Talk about a surprise! My shock and disgust must have been displayed on my face because my veterinarian looked up at me and apologized for not giving me more warning. Then he said something along the lines of, “It’s hard to see that and not to think of how it would feel to rip off your own fingernail.”

I was glad Oreo was asleep.

After picking off a bit of remaining nail, the veterinarian explained that what remained — that little pink nub at the end of his toe — was the “quick,” and that the nail would eventually grow back over the quick. However, in the meantime, that little pink nub would be sensitive. Hitting it on things would hurt. But eventually, it would dry up a bit and be less sensitive.

In other words, Oreo shouldn’t be hiking on rocky, rooty paths. Easy walks on smooth paths would be OK.

The good news is that dogs nails grow back a lot faster than human nails. It usually only takes two to three weeks for a nail to grow back down and cover the quick, according to many online sources.

Oreo on the car ride home, looking rather sad.

In contrast — one time I hiked Katahdin in boots that were too small for me, and I stubbed my toes so badly that both of my big toenails turned black and fell off. (Yeah, it wasn’t pleasant.) And it took them months to grow back.
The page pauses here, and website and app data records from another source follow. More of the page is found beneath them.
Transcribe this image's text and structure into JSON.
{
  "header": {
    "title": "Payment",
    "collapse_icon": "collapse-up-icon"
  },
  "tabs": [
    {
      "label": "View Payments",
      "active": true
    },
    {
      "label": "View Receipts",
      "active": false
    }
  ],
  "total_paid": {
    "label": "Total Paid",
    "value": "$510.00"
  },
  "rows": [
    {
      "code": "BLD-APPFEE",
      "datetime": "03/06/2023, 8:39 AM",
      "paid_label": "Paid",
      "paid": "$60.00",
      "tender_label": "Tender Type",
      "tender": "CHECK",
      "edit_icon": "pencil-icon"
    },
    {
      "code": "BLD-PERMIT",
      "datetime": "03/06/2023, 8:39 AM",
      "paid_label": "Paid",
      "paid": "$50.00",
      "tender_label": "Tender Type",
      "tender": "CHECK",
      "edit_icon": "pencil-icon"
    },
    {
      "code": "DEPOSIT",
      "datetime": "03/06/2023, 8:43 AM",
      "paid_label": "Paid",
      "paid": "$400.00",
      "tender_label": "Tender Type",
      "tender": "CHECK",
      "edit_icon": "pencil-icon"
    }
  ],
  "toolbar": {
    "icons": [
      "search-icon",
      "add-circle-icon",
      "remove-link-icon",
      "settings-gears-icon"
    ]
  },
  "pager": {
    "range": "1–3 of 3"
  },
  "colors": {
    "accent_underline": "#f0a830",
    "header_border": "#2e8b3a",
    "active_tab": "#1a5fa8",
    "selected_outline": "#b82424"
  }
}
I feel bad for everyone who saw me in sandals that summer.

The veterinarian wrapped up Oreo’s paw, which was bleeding a bit from the recent trauma. I then asked him if I could give Oreo any pain killers. (It looked so painful) But he said that Oreo wouldn’t need them, that the most painful part was over. Apparently, it’s more painful to leave the nail on there once it’s broken because the nail is loose and rubbing against the quick.

Oreo sleeping that day.

With another shot, we woke Oreo up. Wide-eyed, he followed me to the car and I drove him home, led him to his dog bed, tucked a blanket around him and worked from home, watching over him. He slept like a rock. The cats, Bo and Arrow, which are normally his arch nemeses, approached his sleeping form a few times that day, as if expressing some concern. Maybe they just missed terrorizing him.

That evening, we fed him chicken jerky and unwrapped his paw. Oreo licked the exposed quick, which the veterinarian said was fine. Apparently dogs don’t really hinder the healing process of a nail because the quick is so sensitive they only clean it gently.

After just two days, Oreo was pretty much back to normal, though he isn’t running around as much as he was before. He avoids the woods, where roots and sticks can easily hit his paw, but he’s enjoying the lawn. The veterinarian sent us home with a special cleaning solution, which we dilute with water then hold Oreo’s paw in a few times a day. He doesn’t seem to mind.

The veterinarian bill was about $225, which is honestly not that much compared to the other Oreo-related costs we’ve incurred in the past four years he’s been in our family. Nevertheless, it cost a whole lot more than the band aid I would have put on my broken nail.

Aislinn Sarnacki

Aislinn Sarnacki is a Maine outdoors writer and the author of three Maine hiking guidebooks including “Family Friendly Hikes in Maine.” Find her on Twitter and Facebook @1minhikegirl. You can also...